I think I went searching for happiness as much as I did a new job. I was searching for what my current job didn’t offer, a chance to be part of something great, and to stop doing work and start getting something done. During my tenure at [big company name here] I did plenty of “things”, worked on lots of “projects” but in the end of the day did very little that mattered. If whole software releases were delayed by months or even years people grumbled but the company lumbered on. Nothing really hung in the balance, there were no hard and fast stakes and, at the end of the day, the company would always be there tomorrow. It wasn’t anyone’s fault, but rather a system that prevented any person or for that matter team, from working on anything sizable, meaningful, or otherwise important. Risk was always mitigated, consultants were often brought in and decisions were rarely fast enough to not be rendered obsolete. For many this is a great scenario, a life that you can easily plan as an employee, a means to an end so to speak.
After setting out on my hunt, the first task was identifying what I wanted. I was leaning towards a small company, a place I could really get involved in the product. I wanted to do hands on work that had an impact on the business. In other words if I succeeded so did the company and if I failed the company would have to bare that on their shoulders, I wanted skin in the game. A lot of people told me to move to a company that was doing something I was interested in something I was already passionate about. As someone with an endless list of hobbies that was a hard thing to pin down and in some cases a hard thing to do professionally. What I came to realize was that I wanted to be part of an organization that was passionate about what they did, a group of people that could get me going when it came to their missions and goals.
Everything happened fast over a few beers. I met the guys that would eventually become my new bosses. We chatted a bit about technology and the work I had done as well as the projects I had contributed to. They liked me. I liked them. Things were off to a good start. It was completely different than any other interview I had been on. There were no sterile conference rooms, no generic HR employee, no code exam, just 3 guys in a bar booth talking about changing the political system. For the first time in a long time I was treated like a human being when it came to working, and not just another “resource”. I think what set them apart wasn’t that they said they could really change something, but that I believed they actually could see the change through. Everyone will tell you their company does great work and has a huge impact, but it is simply impossible for everyone out there to do great work and have a huge impact. Not everyone can sit on the end of the bell curve. That’s just how bell curves work.

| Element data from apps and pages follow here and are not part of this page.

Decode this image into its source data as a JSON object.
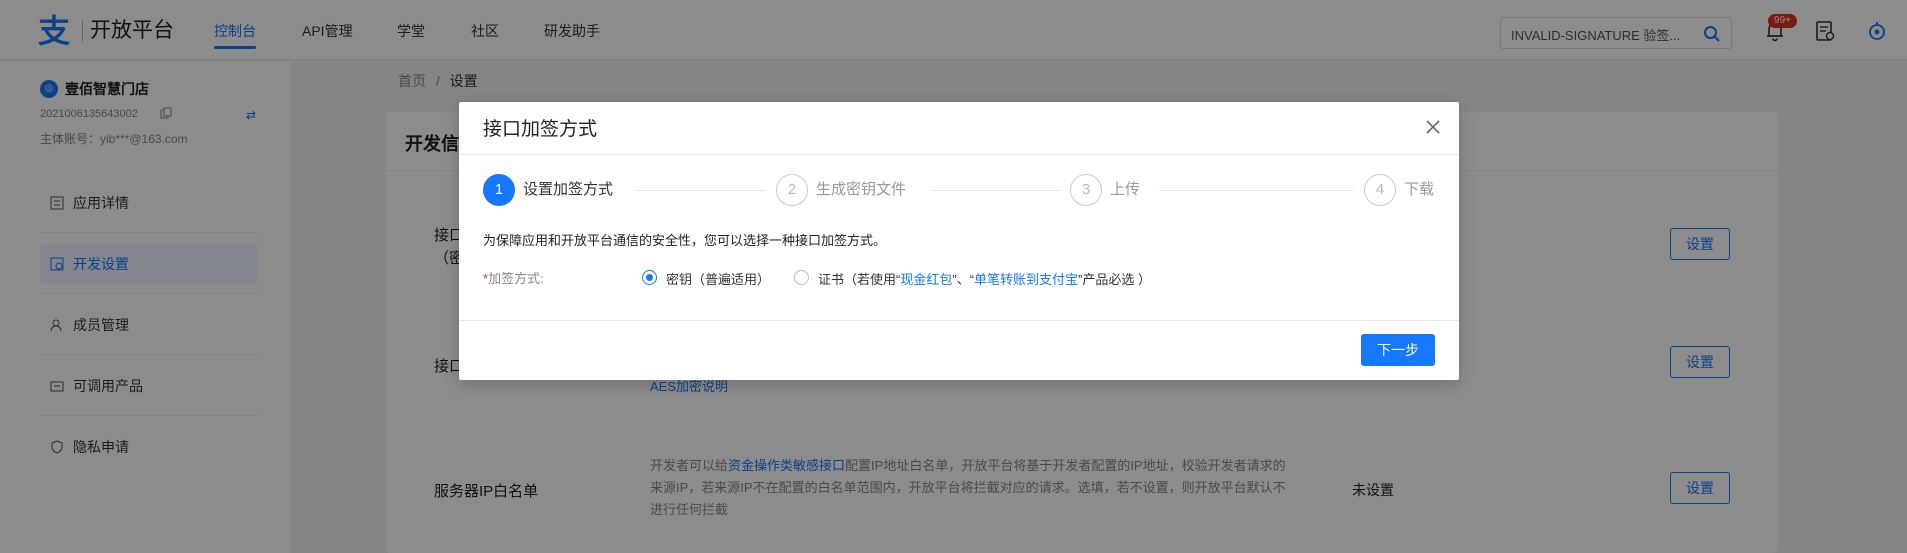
{
  "header": {
    "logo_text": "开放平台",
    "nav": [
      "控制台",
      "API管理",
      "学堂",
      "社区",
      "研发助手"
    ],
    "search": {
      "value": "INVALID-SIGNATURE 验签..."
    },
    "badge": "99+"
  },
  "sidebar": {
    "store_name": "壹佰智慧门店",
    "app_id": "2021006135643002",
    "account": "主体账号：yib***@163.com",
    "items": [
      "应用详情",
      "开发设置",
      "成员管理",
      "可调用产品",
      "隐私申请"
    ]
  },
  "breadcrumb": {
    "home": "首页",
    "sep": "/",
    "current": "设置"
  },
  "panel": {
    "title": "开发信",
    "rows": [
      {
        "title_a": "接口",
        "title_b": "（密",
        "button": "设置"
      },
      {
        "title": "接口",
        "link": "AES加密说明",
        "button": "设置"
      },
      {
        "title": "服务器IP白名单",
        "desc_pre": "开发者可以给",
        "desc_link": "资金操作类敏感接口",
        "desc_post": "配置IP地址白名单，开放平台将基于开发者配置的IP地址，校验开发者请求的来源IP，若来源IP不在配置的白名单范围内，开放平台将拦截对应的请求。选填，若不设置，则开放平台默认不进行任何拦截",
        "status": "未设置",
        "button": "设置"
      }
    ]
  },
  "modal": {
    "title": "接口加签方式",
    "steps": [
      {
        "num": "1",
        "label": "设置加签方式"
      },
      {
        "num": "2",
        "label": "生成密钥文件"
      },
      {
        "num": "3",
        "label": "上传"
      },
      {
        "num": "4",
        "label": "下载"
      }
    ],
    "intro": "为保障应用和开放平台通信的安全性，您可以选择一种接口加签方式。",
    "form_label_req": "*",
    "form_label": "加签方式:",
    "option_key": "密钥（普遍适用）",
    "option_cert_pre": "证书（若使用“",
    "option_cert_link1": "现金红包",
    "option_cert_mid": "”、“",
    "option_cert_link2": "单笔转账到支付宝",
    "option_cert_post": "”产品必选 ）",
    "next_button": "下一步"
  },
  "colors": {
    "accent": "#1677ff",
    "badge": "#e02e24",
    "overlay": "rgba(0,0,0,0.45)"
  },
  "icons": [
    "alipay-logo-icon",
    "search-icon",
    "bell-icon",
    "document-icon",
    "settings-icon",
    "close-icon"
  ]
}
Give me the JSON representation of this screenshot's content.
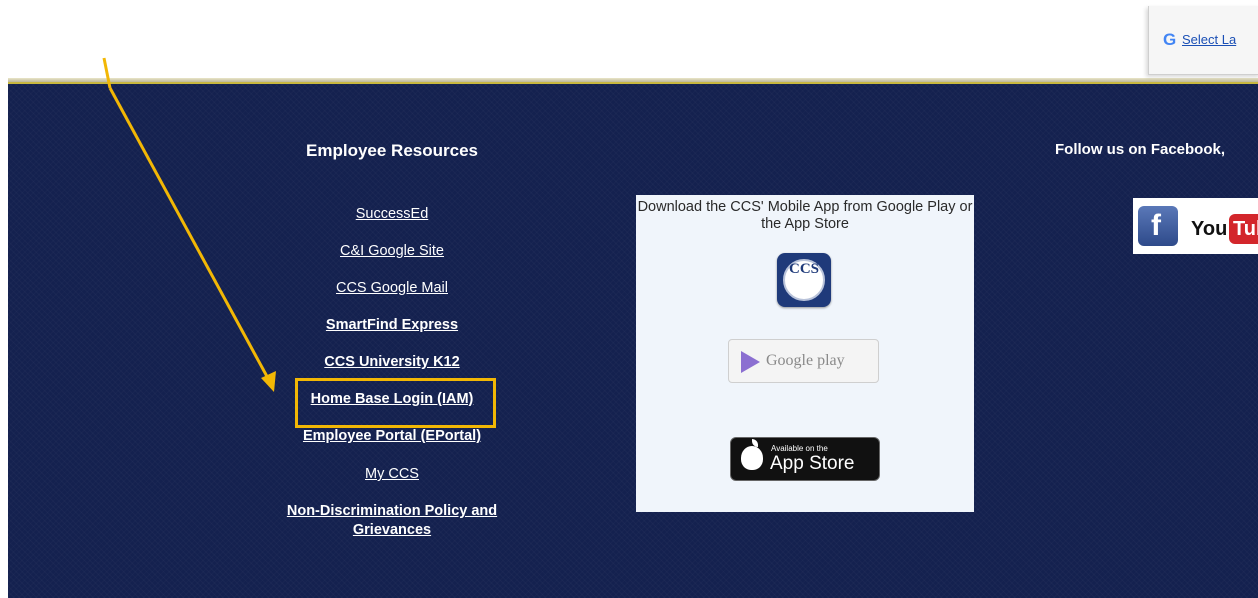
{
  "translate": {
    "icon": "G",
    "link_label": "Select La"
  },
  "employee_resources": {
    "heading": "Employee Resources",
    "links": [
      {
        "label": "SuccessEd",
        "bold": false
      },
      {
        "label": "C&I Google Site",
        "bold": false
      },
      {
        "label": "CCS Google Mail",
        "bold": false
      },
      {
        "label": "SmartFind Express",
        "bold": true
      },
      {
        "label": "CCS University K12",
        "bold": true
      },
      {
        "label": "Home Base Login (IAM)",
        "bold": true
      },
      {
        "label": "Employee Portal (EPortal)",
        "bold": true
      },
      {
        "label": "My CCS",
        "bold": false
      },
      {
        "label": "Non-Discrimination Policy and Grievances",
        "bold": true
      }
    ]
  },
  "app_box": {
    "text": "Download the CCS' Mobile App from Google Play or the App Store",
    "logo_text": "CCS",
    "google_play_label": "Google play",
    "app_store_small": "Available on the",
    "app_store_label": "App Store"
  },
  "social": {
    "heading": "Follow us on Facebook,",
    "facebook_glyph": "f",
    "youtube_you": "You",
    "youtube_tube": "Tub"
  },
  "colors": {
    "footer_background": "#14214f",
    "annotation": "#f2b705",
    "link": "#ffffff"
  }
}
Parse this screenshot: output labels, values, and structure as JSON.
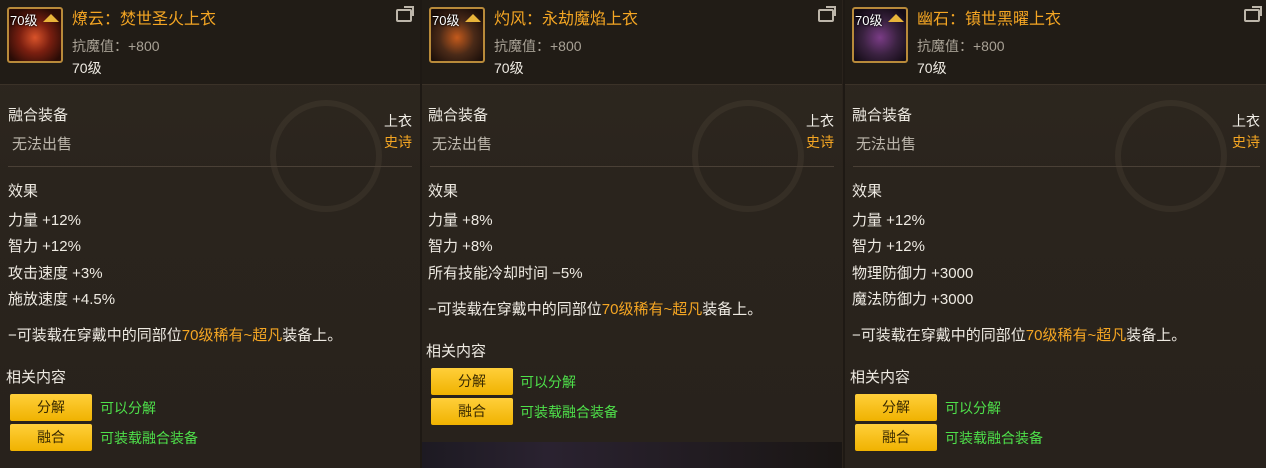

After the initial meeting I had a few more obligatory meetings with some people they knew mostly to confirm I had my head on straight and knew my tech fairly well. I never had a coding interview, I never had to do any proofs on a whiteboard or explain some arbitrary theorem I would never use in practice. I just talked with people, had real conversations about what the company was doing, how the tech was built up until now, and how I would fit into the whole puzzle. Simply put, I was treated like a person with skills and skills they needed nonetheless.
When the dust settled and all was said and done it was not one reason, it was not 2 reasons, but the culmination of 1000 small reasons that lead me to quit my stable, easy, uneventfully day job, take the biggest risk I may ever take, and see if I could actually help affect change.